Is there such a thing as an English class that doesn’t read a single, real, whole book over the course of the year? I mean I know there is. Some places — WAY TOO MANY in fact — have the The Lords of District Oversight that Ban the Reading of Novels in English Class
That’s right, they mandate that NO NOVELS be taught.
It’s all excerpts, pieces taken from anthologies, worksheets, scripted programming and… biggest of all, practice tests to prepare for the real tests.
Am I the only one who thinks this is nuts?
Every good English teacher I know uses real books in the classroom. From Crime and Punishment to The Outsiders to The Skin I’m In to Old Yeller to Hatchet to The Great Gatsby to The Pearl to The Lord of the Flies to Animal Farm to To Kill a Mockingbird and on and on and on, real books are part of the fabric of what makes for, in my estimation, the essential, core constitution of a real and effective and meaningful ELA class.
When exactly did that stop? (Don’t worry, I know. It’s rhetorical.)
So the question is, forgetting even my own prejudice towards the use of real books (prejudice because 1) I love them and 2) years and years of experience tell me that they work as my BEST tool for accomplishing all the literacy goals both I and my school district have for our students) am I the only one who believes we need to re-double our efforts to start fighting for primary source authentic literature (i.e. real books) in the classroom?
Because real books are under assault from the bean/bubble counters.
Could you teach an entire year as an ELA educator without being able to use one real novel? And if so, do you think that by doing so this would be a methodology that best serve the needs of your kids?
The Lords of District Oversight that Ban the Reading of Novels in English Class are a menace to the very fabric of our discipline… and isn’t it time that someone stood up to them and explained how the emperor has no clothes?

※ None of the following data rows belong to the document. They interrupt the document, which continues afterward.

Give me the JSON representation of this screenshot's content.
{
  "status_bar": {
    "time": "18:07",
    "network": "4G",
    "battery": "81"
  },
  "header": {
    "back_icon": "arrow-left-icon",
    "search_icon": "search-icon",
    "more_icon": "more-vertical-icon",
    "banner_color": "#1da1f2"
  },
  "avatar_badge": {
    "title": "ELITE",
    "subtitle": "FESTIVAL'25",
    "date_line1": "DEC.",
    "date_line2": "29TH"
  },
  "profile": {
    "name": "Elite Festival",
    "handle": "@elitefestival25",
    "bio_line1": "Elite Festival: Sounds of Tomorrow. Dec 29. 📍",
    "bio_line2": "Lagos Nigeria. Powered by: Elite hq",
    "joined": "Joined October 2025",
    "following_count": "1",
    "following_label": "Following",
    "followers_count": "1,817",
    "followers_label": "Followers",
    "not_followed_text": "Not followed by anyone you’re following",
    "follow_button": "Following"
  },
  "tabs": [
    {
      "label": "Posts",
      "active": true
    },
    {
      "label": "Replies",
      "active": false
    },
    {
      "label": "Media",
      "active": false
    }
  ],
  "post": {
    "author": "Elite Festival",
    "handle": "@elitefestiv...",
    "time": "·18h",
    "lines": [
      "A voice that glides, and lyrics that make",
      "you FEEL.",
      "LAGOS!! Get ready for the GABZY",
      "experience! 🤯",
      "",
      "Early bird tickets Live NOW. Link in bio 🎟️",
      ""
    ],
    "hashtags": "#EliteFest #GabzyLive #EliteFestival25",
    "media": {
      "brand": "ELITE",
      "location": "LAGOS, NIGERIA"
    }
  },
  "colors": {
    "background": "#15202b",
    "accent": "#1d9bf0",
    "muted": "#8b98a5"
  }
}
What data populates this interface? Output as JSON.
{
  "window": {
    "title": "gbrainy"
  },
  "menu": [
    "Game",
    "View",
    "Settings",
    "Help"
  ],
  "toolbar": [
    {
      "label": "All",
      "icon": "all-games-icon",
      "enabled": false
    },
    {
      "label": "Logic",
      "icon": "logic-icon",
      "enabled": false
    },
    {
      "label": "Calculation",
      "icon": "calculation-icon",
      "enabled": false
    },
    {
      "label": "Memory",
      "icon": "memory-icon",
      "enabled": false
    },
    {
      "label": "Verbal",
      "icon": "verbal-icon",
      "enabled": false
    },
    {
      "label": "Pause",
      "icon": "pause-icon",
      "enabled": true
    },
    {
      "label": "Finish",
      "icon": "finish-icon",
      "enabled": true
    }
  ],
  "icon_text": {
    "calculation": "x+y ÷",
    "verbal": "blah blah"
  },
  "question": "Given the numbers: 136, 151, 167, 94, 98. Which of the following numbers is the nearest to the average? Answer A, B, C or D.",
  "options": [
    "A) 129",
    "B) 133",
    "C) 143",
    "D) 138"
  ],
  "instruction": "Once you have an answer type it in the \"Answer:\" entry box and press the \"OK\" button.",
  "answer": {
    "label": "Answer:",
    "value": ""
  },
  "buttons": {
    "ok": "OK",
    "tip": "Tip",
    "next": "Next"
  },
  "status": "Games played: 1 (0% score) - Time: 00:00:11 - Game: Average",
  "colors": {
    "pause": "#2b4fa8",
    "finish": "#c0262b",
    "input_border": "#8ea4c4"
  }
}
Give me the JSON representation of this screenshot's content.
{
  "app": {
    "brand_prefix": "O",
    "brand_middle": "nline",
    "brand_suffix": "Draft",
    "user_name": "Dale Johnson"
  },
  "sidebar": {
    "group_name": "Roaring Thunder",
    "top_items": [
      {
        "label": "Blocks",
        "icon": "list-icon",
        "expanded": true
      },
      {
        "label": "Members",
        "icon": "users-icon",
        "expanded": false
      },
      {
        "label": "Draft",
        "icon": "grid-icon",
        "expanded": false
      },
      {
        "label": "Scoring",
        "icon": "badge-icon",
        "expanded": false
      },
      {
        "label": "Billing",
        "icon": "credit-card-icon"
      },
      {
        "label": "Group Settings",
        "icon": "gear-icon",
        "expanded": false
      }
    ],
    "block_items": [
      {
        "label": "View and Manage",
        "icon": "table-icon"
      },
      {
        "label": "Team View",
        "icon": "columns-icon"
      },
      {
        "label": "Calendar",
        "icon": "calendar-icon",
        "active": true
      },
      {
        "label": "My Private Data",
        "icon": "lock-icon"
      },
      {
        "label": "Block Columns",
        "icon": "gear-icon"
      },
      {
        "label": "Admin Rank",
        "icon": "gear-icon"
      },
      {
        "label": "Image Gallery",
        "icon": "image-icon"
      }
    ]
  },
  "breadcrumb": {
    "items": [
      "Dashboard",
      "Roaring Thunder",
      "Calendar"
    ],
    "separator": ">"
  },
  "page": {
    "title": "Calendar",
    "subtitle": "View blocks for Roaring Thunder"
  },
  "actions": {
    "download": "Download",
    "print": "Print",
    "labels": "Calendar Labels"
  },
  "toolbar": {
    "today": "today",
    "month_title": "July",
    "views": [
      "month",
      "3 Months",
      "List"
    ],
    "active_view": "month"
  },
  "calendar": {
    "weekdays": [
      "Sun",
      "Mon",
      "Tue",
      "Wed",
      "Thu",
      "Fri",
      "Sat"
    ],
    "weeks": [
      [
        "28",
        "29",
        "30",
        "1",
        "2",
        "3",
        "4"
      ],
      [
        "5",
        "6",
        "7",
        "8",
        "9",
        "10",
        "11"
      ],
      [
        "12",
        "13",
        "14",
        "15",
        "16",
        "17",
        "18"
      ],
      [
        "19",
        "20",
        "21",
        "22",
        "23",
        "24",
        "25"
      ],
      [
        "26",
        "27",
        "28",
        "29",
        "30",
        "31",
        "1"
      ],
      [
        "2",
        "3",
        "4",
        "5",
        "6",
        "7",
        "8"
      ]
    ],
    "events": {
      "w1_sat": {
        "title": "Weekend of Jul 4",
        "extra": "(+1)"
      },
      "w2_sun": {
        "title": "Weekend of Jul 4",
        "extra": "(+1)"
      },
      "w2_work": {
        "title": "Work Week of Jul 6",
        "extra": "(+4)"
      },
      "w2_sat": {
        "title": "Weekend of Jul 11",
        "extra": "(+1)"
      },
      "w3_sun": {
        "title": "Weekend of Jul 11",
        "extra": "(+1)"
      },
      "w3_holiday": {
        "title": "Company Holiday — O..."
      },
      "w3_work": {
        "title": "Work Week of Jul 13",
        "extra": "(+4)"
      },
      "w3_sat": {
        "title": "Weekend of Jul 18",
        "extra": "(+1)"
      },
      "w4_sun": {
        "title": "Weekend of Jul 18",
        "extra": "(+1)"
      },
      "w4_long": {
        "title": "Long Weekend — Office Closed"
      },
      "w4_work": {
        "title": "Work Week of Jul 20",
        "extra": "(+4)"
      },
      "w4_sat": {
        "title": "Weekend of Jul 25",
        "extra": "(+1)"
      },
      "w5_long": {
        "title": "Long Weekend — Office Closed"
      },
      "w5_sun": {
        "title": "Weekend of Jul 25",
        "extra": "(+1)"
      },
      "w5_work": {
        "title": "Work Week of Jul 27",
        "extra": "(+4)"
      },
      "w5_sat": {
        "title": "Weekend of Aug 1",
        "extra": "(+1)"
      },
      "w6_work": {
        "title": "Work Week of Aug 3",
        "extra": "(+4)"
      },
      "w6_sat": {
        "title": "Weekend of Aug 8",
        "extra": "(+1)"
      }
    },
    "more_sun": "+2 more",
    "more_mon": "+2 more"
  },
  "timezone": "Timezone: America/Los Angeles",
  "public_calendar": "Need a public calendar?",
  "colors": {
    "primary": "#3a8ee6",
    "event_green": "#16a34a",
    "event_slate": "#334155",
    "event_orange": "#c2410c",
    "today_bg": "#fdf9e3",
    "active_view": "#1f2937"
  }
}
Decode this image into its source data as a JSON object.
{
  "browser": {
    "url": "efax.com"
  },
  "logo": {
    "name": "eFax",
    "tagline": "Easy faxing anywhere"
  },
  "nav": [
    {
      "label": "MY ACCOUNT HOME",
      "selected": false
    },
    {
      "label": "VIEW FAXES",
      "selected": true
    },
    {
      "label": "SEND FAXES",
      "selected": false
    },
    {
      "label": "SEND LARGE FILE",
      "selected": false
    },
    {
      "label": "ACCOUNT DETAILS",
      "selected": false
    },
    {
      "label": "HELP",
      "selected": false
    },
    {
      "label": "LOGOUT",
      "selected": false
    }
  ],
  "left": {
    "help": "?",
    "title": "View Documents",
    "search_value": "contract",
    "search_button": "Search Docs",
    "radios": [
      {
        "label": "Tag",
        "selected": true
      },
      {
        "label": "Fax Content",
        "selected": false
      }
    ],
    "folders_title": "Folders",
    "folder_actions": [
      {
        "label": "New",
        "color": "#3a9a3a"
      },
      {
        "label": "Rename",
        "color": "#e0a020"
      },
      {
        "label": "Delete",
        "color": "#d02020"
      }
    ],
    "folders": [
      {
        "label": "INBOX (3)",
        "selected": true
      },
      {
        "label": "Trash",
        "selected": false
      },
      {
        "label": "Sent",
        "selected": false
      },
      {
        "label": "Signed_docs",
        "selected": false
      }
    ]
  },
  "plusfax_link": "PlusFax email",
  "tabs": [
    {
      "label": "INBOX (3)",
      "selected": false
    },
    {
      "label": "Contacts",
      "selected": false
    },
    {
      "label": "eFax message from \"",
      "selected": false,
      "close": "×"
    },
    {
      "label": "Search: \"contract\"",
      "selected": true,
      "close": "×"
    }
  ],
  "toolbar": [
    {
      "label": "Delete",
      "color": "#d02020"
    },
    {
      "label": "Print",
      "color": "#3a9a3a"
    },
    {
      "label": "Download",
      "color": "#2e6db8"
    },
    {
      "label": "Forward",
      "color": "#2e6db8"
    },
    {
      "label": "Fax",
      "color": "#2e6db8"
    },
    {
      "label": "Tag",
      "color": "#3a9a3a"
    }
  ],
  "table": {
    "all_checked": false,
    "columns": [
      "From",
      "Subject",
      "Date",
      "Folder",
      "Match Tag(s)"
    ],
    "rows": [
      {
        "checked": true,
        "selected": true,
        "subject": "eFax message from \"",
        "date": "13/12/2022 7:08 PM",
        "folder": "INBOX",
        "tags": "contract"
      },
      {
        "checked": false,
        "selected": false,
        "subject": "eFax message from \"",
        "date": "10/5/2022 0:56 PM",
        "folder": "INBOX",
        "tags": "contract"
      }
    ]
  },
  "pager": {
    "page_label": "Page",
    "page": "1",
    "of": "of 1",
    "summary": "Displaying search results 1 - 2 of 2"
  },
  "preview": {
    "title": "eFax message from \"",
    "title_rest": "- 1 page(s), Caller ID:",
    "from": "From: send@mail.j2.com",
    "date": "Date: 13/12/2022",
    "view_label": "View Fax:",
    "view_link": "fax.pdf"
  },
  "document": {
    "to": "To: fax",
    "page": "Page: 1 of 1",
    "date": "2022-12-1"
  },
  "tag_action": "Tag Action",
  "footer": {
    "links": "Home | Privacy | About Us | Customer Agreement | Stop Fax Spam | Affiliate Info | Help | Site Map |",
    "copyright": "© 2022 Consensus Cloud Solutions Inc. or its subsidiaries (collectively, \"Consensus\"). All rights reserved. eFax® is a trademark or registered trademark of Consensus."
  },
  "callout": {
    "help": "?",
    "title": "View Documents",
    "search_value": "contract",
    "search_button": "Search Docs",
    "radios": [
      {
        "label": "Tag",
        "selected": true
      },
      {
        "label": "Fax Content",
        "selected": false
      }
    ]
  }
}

And a tiny wanker, too.
Sorry, just had to get that last “little one” in. Get it? Little one?